Ben Ffrench examines the global movement spurring on Donald Trump.
In the early hours of Wednesday 9 November, the world woke up to a life changing result. The most unpredictable election in a generation had reached its conclusion: a candidate the world had never seen before had taken the most powerful position in the world – US president. Donald Trump has ignited the headlines, tearing up the old order; he has invoked an unstoppable feeling, familiar yet unfamiliar. He has torn up the geopolitical consensus, and the world will never be the same again.
Across the pond, from Athens to Dresden, from Brussels to Birmingham, a global upheaval is taking place. The neoliberal ascendancy, so dominant in the 90s and noughties, died a premature death in the form of the 2008 financial crash. Bloodied and bruised, the global order stumbled on. But the recent years have seen a revolution on an unprecedented scale: a crying out for radical change.
The European movements have sprung up like never before. In Greece, the radical left wing Syriza party took power from the old, stale and Conservative New Democracy Government. In Italy, Beppe Grillo’s five star movement is beginning to take centre stage, taking mayoralty of Rome through Virginia Raggi. In Spain, the rise of Podemos, and the charismatic Pablo Iglesias, has thrown Spain into political turmoil. Britain is at the forefront – Jeremy Corbyn has taken leadership of the Labour Party, an event not thought possible. The rise of UKIP shows a party who have achieved significant support throughout the country, on a tide of anti-immigration anger through their former and acting leader, Nigel Farage.
But the greatest change of all has been the most hard hitting: Britain’s vote to leave the European Union. A strong rejection of the old order, the referendum dethroned a prime minister, setting the tide for Donald Trump to spectacularly change the world and become President.
The remarkable rise of Donald Trump, though seemingly extraordinary, follows a pattern that has been in action for years now.
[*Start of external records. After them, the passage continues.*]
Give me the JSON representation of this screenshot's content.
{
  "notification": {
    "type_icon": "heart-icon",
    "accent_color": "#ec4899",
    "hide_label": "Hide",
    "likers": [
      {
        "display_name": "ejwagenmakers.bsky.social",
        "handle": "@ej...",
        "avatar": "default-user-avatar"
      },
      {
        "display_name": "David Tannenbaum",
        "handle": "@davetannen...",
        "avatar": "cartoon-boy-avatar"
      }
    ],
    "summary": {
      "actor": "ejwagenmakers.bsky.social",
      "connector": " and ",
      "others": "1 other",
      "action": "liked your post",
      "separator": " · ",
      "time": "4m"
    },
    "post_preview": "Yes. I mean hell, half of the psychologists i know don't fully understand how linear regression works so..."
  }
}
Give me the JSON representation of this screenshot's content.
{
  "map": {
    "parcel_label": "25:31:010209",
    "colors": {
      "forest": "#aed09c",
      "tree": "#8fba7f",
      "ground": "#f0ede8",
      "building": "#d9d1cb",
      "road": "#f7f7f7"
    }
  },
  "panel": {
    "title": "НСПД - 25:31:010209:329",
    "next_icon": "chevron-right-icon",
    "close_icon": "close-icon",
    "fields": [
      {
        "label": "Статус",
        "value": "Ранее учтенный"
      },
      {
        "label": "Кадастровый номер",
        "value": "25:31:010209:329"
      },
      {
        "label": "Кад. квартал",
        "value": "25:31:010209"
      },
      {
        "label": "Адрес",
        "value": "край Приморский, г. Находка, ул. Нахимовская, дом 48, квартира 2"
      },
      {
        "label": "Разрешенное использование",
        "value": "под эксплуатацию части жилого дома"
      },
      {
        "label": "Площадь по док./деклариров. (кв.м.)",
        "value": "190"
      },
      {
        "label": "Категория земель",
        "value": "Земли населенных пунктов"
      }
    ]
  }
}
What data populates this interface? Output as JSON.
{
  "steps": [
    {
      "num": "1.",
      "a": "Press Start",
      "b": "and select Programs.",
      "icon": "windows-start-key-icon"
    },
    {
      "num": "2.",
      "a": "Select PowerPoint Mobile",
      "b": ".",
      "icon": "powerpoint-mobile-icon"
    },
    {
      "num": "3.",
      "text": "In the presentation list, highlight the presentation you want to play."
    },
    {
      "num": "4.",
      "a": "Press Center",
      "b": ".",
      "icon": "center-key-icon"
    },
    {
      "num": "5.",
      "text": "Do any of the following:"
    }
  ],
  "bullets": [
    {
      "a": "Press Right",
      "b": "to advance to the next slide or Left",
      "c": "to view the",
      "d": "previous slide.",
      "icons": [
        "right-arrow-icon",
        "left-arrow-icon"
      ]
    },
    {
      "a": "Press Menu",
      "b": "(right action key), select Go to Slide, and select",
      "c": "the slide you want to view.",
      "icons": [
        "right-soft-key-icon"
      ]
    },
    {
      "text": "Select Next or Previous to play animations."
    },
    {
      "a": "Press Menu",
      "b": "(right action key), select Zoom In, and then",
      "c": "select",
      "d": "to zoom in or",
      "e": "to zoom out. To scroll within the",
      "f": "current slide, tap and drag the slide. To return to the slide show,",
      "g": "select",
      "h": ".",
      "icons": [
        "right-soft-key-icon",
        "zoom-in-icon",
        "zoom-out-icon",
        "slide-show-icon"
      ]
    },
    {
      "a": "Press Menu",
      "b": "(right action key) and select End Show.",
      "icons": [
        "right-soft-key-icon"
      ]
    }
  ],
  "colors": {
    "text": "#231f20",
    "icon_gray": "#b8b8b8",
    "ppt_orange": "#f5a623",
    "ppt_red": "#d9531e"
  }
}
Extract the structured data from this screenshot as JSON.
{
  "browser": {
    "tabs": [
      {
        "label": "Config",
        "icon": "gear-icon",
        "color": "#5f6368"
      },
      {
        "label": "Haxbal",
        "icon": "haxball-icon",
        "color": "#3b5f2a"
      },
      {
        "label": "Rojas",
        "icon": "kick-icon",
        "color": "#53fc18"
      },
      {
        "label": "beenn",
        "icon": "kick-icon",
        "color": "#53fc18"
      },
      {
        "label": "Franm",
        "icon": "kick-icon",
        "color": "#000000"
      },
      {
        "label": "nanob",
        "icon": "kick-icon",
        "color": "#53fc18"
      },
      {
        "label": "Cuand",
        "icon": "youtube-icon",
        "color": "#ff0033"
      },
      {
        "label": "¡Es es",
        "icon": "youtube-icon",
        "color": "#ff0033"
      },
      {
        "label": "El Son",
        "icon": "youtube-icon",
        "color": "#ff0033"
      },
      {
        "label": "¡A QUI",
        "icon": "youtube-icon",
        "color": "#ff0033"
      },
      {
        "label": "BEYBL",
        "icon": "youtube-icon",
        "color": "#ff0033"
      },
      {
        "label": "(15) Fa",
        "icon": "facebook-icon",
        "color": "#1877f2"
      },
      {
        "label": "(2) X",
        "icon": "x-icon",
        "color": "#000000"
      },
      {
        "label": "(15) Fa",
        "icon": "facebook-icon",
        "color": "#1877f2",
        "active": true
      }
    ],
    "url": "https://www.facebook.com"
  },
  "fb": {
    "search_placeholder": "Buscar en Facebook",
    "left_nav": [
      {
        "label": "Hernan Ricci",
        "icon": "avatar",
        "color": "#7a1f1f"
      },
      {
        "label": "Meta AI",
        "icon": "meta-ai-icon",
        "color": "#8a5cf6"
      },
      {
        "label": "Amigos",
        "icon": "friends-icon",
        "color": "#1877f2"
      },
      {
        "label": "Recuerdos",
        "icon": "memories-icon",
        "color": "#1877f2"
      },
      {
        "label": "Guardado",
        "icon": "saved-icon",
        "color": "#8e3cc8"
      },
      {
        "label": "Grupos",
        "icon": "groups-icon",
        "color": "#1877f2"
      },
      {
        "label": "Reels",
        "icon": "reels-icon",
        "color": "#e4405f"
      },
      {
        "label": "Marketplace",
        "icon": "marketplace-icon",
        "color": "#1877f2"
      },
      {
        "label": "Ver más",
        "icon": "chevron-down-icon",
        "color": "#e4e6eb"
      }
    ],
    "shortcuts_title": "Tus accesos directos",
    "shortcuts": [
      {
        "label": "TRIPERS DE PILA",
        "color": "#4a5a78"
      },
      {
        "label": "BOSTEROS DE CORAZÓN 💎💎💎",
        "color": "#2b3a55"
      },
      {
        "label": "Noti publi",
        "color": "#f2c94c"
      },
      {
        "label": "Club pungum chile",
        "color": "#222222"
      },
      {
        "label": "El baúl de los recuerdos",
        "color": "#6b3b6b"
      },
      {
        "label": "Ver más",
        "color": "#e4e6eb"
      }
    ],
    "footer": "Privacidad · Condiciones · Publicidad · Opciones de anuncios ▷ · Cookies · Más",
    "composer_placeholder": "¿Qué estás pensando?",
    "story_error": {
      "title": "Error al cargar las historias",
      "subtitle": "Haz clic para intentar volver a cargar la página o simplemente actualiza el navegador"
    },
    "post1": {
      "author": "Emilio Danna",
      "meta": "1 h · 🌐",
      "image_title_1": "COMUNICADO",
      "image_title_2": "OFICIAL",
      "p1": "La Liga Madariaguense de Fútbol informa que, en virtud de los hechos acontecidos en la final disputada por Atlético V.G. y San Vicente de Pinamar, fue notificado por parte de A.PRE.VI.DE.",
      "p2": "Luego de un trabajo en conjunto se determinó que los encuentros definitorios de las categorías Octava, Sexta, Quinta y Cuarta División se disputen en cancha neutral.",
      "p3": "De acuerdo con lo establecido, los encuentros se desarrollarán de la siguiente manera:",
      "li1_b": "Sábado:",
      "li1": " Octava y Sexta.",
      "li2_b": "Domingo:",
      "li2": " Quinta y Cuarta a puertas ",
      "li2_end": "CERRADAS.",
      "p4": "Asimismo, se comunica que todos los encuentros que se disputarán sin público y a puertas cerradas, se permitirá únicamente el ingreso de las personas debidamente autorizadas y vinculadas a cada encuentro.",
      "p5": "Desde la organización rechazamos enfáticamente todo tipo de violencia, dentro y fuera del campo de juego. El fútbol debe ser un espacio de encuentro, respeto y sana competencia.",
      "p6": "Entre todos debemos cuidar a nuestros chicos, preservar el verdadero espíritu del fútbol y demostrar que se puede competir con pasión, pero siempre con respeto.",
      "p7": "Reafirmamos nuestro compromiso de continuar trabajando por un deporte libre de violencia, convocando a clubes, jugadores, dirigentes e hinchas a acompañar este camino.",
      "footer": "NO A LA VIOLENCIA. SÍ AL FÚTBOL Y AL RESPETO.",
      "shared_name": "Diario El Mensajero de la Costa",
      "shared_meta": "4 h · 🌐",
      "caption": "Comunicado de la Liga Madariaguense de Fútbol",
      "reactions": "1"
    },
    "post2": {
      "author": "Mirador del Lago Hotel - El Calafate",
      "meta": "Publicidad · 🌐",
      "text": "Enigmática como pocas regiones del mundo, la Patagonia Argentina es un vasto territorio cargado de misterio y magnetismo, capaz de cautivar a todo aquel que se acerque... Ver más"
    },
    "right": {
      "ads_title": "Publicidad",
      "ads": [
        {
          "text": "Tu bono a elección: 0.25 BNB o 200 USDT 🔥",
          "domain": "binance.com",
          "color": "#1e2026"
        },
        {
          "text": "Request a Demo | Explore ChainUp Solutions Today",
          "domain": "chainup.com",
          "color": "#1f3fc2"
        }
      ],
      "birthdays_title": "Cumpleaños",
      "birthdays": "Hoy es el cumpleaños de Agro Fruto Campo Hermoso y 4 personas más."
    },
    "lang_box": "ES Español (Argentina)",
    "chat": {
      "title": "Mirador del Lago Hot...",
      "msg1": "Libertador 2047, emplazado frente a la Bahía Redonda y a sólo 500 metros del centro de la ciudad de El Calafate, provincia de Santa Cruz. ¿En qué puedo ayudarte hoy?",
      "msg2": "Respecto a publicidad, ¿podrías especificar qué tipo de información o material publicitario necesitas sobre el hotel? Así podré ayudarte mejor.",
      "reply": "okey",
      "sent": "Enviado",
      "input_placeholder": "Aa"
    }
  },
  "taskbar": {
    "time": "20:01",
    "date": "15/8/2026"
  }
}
And the political characters and leaders of the movement follow a distinct narrative. Donald Trump is not alone in his story: an aging, political ‘outsider’ with distinct ties to the finance and business establishment leads a far right campaign promising to make his country great again. Sound familiar?
The success of Donald Trump is clear for all Americans – he promised stronger trade deals for Americans, with economic rejuvenation, and a change from the old establishment. His Trump card was clear – the racial undercurrents were unstable, and he satisfied the right wing tendencies of the white middle class. It is a pattern being replicated worldwide.
America can expect dark times, if Donald Trump is true to his promises. Racial tensions will be reignited, and an America many thought long gone will be returned. Deporting Muslims will be an incredibly dangerous policy, giving excuse to extremists, and making America a much culturally poorer country. Trump’s policy of deporting all undocumented migrants is not only implausible, extreme and immoral, it would deprive the USA of a great workforce.
The election of Donald Trump has many positive elements that the world can take from it. The message is unambiguous. No longer can great countries sit by, whilst a neglecting political establishment neglects the livelihoods of its people. Workers’ rights, protections and jobs must be stood up for, and harmful trade deals stopped – a neoliberal, corporate message that only represents the interests of moguls like Murdoch and Rothschild has to go. It is clear that Trump has no intention of doing this, cutting corporation tax for the wealthy, and giving his friends in the city free reign – a divisive, neglected USA will suffer even more. But with the French presidential elections on the horizon and Marine Le Pen and the Front National gaining support, the stakes are high, and the reality is clear.
It is no longer acceptable to follow the old ways. It is time for positive, global system change, for the good of the world.